__GOAL OF THE EXERCISE__
This exercise calls for a copy of every line in the listing below that carries the word "Mississippi".

__SOURCE MATERIAL__
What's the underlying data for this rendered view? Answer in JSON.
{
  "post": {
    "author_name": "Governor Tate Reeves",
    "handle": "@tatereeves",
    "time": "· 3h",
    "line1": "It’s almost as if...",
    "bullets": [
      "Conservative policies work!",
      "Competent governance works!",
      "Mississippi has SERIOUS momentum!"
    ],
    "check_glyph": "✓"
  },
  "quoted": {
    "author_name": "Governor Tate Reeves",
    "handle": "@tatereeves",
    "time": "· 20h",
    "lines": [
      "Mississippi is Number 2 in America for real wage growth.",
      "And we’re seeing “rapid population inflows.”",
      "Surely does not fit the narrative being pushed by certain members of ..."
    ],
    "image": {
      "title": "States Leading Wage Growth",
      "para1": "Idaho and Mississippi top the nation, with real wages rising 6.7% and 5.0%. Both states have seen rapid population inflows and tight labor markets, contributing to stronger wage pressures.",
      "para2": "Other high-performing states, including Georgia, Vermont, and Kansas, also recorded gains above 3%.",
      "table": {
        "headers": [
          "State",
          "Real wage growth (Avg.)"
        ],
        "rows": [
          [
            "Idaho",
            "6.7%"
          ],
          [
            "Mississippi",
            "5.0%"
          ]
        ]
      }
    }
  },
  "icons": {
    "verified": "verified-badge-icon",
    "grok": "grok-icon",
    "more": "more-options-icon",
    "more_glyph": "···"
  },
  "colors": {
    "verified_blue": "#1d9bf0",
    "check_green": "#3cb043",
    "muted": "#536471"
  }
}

__THE ANSWER__
      "Mississippi has SERIOUS momentum!"
      "Mississippi is Number 2 in America for real wage growth.",
      "para1": "Idaho and Mississippi top the nation, with real wages rising 6.7% and 5.0%. Both states have seen rapid population inflows and tight labor markets, contributing to stronger wage pressures.",
            "Mississippi",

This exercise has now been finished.